Those are my random thoughts for the day.

Fajita said...

Challis, Aha! You have correctly identified the problem of language, it has severe limitations. Can any language every really capture the meaning we try to share? I should say not. At the same time, we cannot not communicate.

We need words, but words get us into trouble at the speed of sound.

You make a great point!

Challis said...

Are definitions helpful? You're blog got me thinking. Is defining religiousness or spriritualness helpful in creating better people? how bout christians people? You ask what I would choose, to oppress someone with my religion, or worship anything that I like. I don't want either, can I abandon fully both definitions, and the term "christianity" while still clinging to Christ and following the Bible?
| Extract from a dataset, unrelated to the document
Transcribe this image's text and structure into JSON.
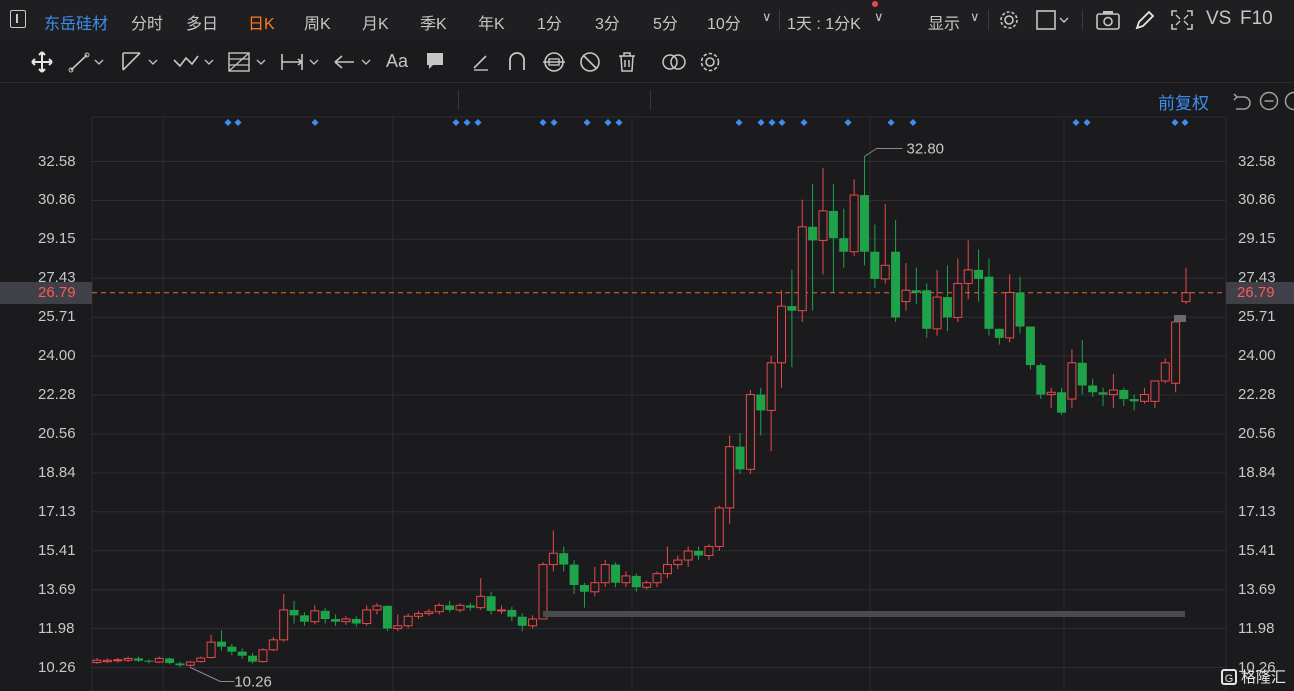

I shy away from these terms I find. I know what I am (a follower of Christ) but these terms seem to confuse others. When people ask if I'm religious, I say "I don't like that term. I AM a Christian" and the term "spiritualiy" is so focused on emotions and feelings, that I sometimes wonder if who Christ is gets totally lost in the self-focused aspect. Words are funny.

Those are my random thoughts for the day.

David U said...

Chris, great post! Your topic is very much on my mind and heart at present because I am reading Phillip Yancey's book about how he survived the church. Having grown up in similar circumstances, the book almost sounds biographical for me.

I tend to be skeptical about the deeply religious person becoming spiritual, but I am reminded of scripture that declares very bluntly "Nothing is impossible with God"! :) Your are correct in saying that BOTH extremes are not what God wants from us. The deeply religious person scares me more though, because many times they seem to communicate they don't need God or a Savior. I have heard Jim Woodroof say that if you teach "the church", it will produce pride. I believe the religious people you described are full of pride, and I see that as a bigger hurdle than any spiritual person may have to overcome from that side. At least the spiritual person acknowledges that it is not about them, and that there is a higher power. Again, I agree with you that one is just as far from God as the other. But as Rubel Shelly and John York communicated so vividly in "The Jesus Proposal", isn't there something to be said for those headed in the direction of God as opposed to those who are at best stuck in the same place, and at worse headed AWAY from God? I believe it would be easier to share the Gospel with a spiritual person than a religious one. The number of converts from Africa compared to those from Europe may have something to do with that.

Anyway, thanks for causing us to stretch and think.....and to take inventory of my own relationship with the Father. I can't think of a better way to start my day! Thanks for giving us that blessing!

In HIM,
DU